Raul Abraham Ruiz on Laughter Enchiladas and the Unutterably True
Raul Ruiz is an MFA candidate at SFSU. His work was included in Shipping Manifesto: Fly the East L.A. Dirigible Transport Lines! by Sesshu Foster, Arturo Romo-Santillano, and others.
What are some of your favorite smells?
The smell of the daffodils in my heart, the nervous smell of blurbs on backs of books (oh funny avenues of commerce), the smell of early morning’s innocent light, celibate, emptied of stars, a spring of forgiveness, flowers all purple.
What are you working on right now?
A unifying theory of intersecting bus routes; a general equation for the mathematical catastrophe in the thousand page Haiku; a laughter cookbook (page 1: laughter enchiladas; page 23: laughter thousand island dressing).

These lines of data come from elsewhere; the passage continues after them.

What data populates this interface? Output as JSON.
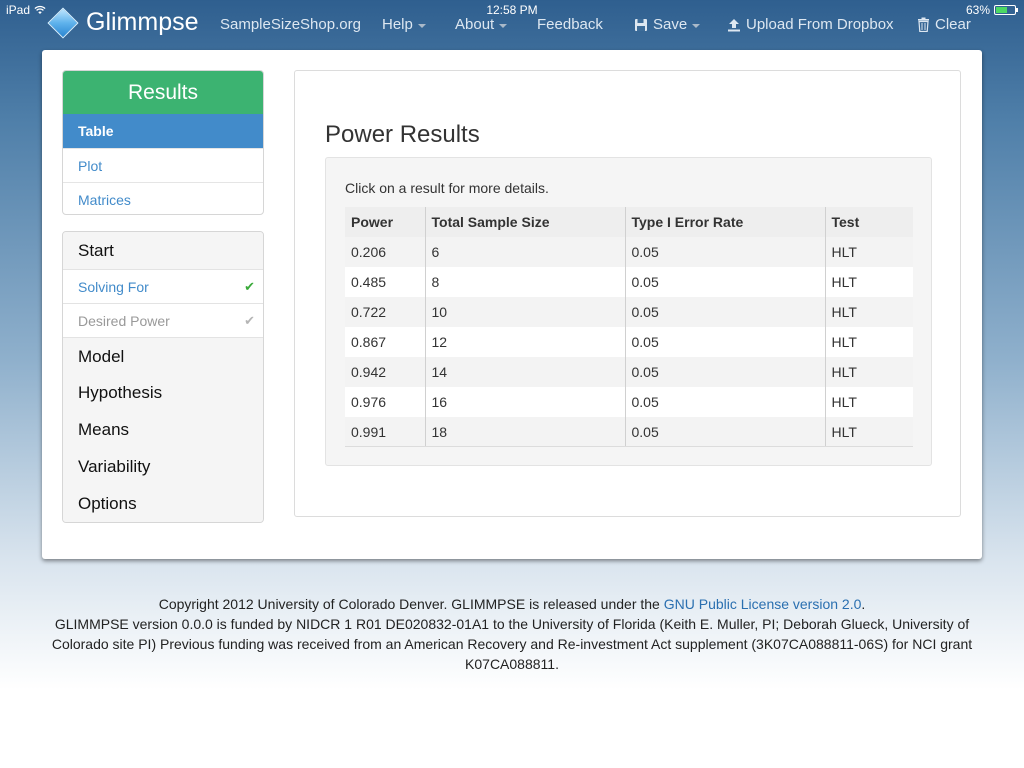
{
  "status_bar": {
    "device": "iPad",
    "time": "12:58 PM",
    "battery": "63%",
    "battery_level": 0.63
  },
  "navbar": {
    "brand": "Glimmpse",
    "site_link": "SampleSizeShop.org",
    "help": "Help",
    "about": "About",
    "feedback": "Feedback",
    "save": "Save",
    "upload": "Upload From Dropbox",
    "clear": "Clear"
  },
  "results_nav": {
    "title": "Results",
    "items": [
      {
        "label": "Table",
        "active": true
      },
      {
        "label": "Plot",
        "active": false
      },
      {
        "label": "Matrices",
        "active": false
      }
    ]
  },
  "steps": {
    "start": "Start",
    "solving_for": "Solving For",
    "desired_power": "Desired Power",
    "model": "Model",
    "hypothesis": "Hypothesis",
    "means": "Means",
    "variability": "Variability",
    "options": "Options"
  },
  "content": {
    "title": "Power Results",
    "instructions": "Click on a result for more details.",
    "columns": [
      "Power",
      "Total Sample Size",
      "Type I Error Rate",
      "Test"
    ],
    "rows": [
      [
        "0.206",
        "6",
        "0.05",
        "HLT"
      ],
      [
        "0.485",
        "8",
        "0.05",
        "HLT"
      ],
      [
        "0.722",
        "10",
        "0.05",
        "HLT"
      ],
      [
        "0.867",
        "12",
        "0.05",
        "HLT"
      ],
      [
        "0.942",
        "14",
        "0.05",
        "HLT"
      ],
      [
        "0.976",
        "16",
        "0.05",
        "HLT"
      ],
      [
        "0.991",
        "18",
        "0.05",
        "HLT"
      ]
    ]
  },
  "footer": {
    "line1_pre": "Copyright 2012 University of Colorado Denver. GLIMMPSE is released under the ",
    "license_link": "GNU Public License version 2.0",
    "line1_post": ".",
    "funding": "GLIMMPSE version 0.0.0 is funded by NIDCR 1 R01 DE020832-01A1 to the University of Florida (Keith E. Muller, PI; Deborah Glueck, University of Colorado site PI) Previous funding was received from an American Recovery and Re-investment Act supplement (3K07CA088811-06S) for NCI grant K07CA088811."
  },
  "colors": {
    "results_header": "#3cb371",
    "active_item": "#428bca",
    "link": "#428bca",
    "check": "#3aaa3a"
  }
}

What would you like to see happen in our lifetime?
Joy (the unutterably True kind, the kind that takes Hard Work and Effort and Self Control); Love (the unutterably True kind, the kind that takes Hard Work and Effort and Self Control); Better Poetry (the unutterably True kind, the kind that takes Hard Work and Effort and Self Control).

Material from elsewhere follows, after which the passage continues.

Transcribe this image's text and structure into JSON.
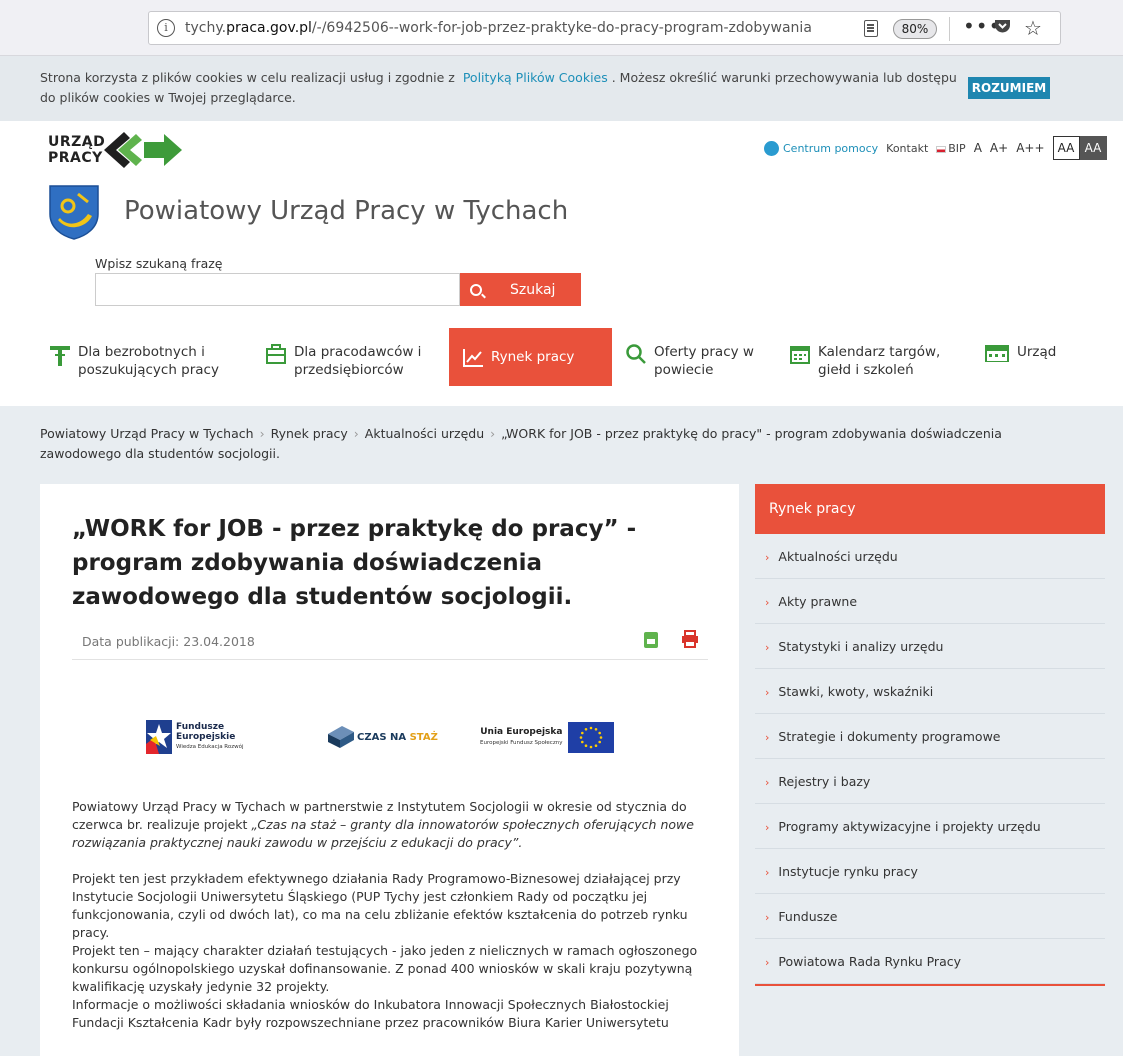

What kind of writing do you most admire?
I appreciate architects whose buildings are all windows; I like my poems loud and exhaustive, but my heart is likewise open to the gentle tremors of very quiet writing. In the end, I suppose, the heart always know if it is being kissed by a force electric with Love and Faith.
I admire writers whose poems are interminably linked with the (very difficult) art of living. Writers who live their poetics, who emit from their being the shhyrgshdgftya! of Poetry’s Electric Field.

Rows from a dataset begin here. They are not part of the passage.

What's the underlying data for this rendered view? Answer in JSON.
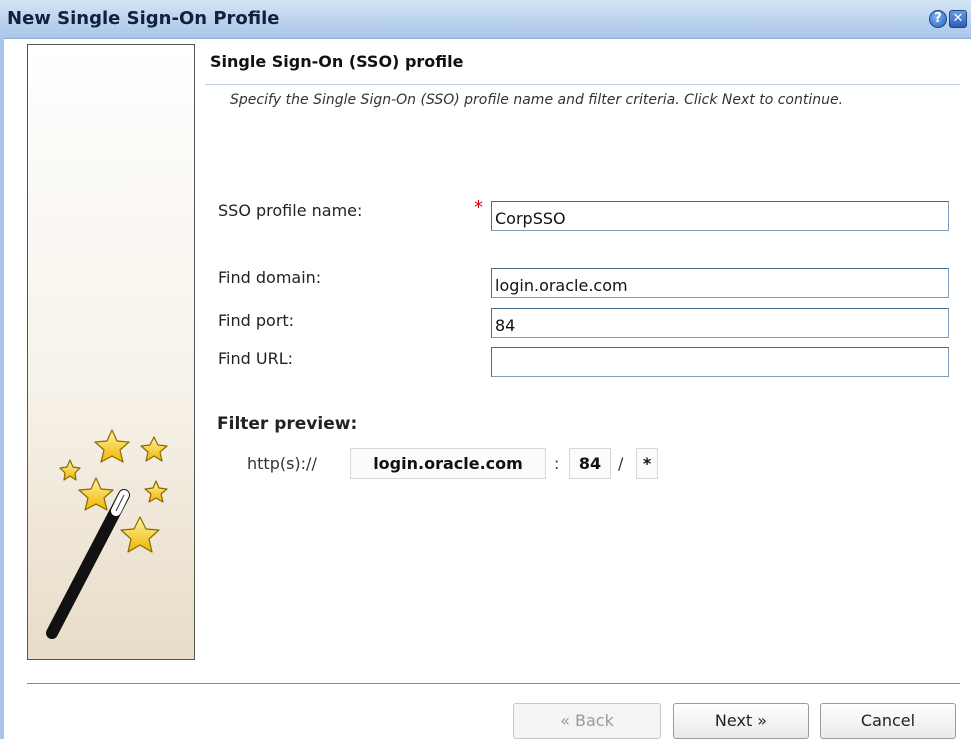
{
  "window": {
    "title": "New Single Sign-On Profile",
    "help_icon": "help-icon",
    "close_icon": "close-icon"
  },
  "section": {
    "title": "Single Sign-On (SSO) profile",
    "instructions": "Specify the Single Sign-On (SSO) profile name and filter criteria. Click Next to continue."
  },
  "form": {
    "sso_name_label": "SSO profile name:",
    "required_marker": "*",
    "sso_name_value": "CorpSSO",
    "domain_label": "Find domain:",
    "domain_value": "login.oracle.com",
    "port_label": "Find port:",
    "port_value": "84",
    "url_label": "Find URL:",
    "url_value": ""
  },
  "preview": {
    "label": "Filter preview:",
    "scheme": "http(s)://",
    "domain": "login.oracle.com",
    "colon": ":",
    "port": "84",
    "slash": "/",
    "path": "*"
  },
  "buttons": {
    "back": "« Back",
    "next": "Next »",
    "cancel": "Cancel"
  },
  "colors": {
    "title_bar": "#b9d1ee",
    "required": "#d00000",
    "star": "#f5c400"
  },
  "side_panel": {
    "icon": "magic-wand-icon"
  }
}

A night on the town: what does that mean to you?
It means the sun’s gone down and the streetlights (and headlights of cars! And bike lights! Safety first, everyone!) have all been turned on; I’m out, walking about, probably caffeinated, looking to meet someone with eyes that laugh.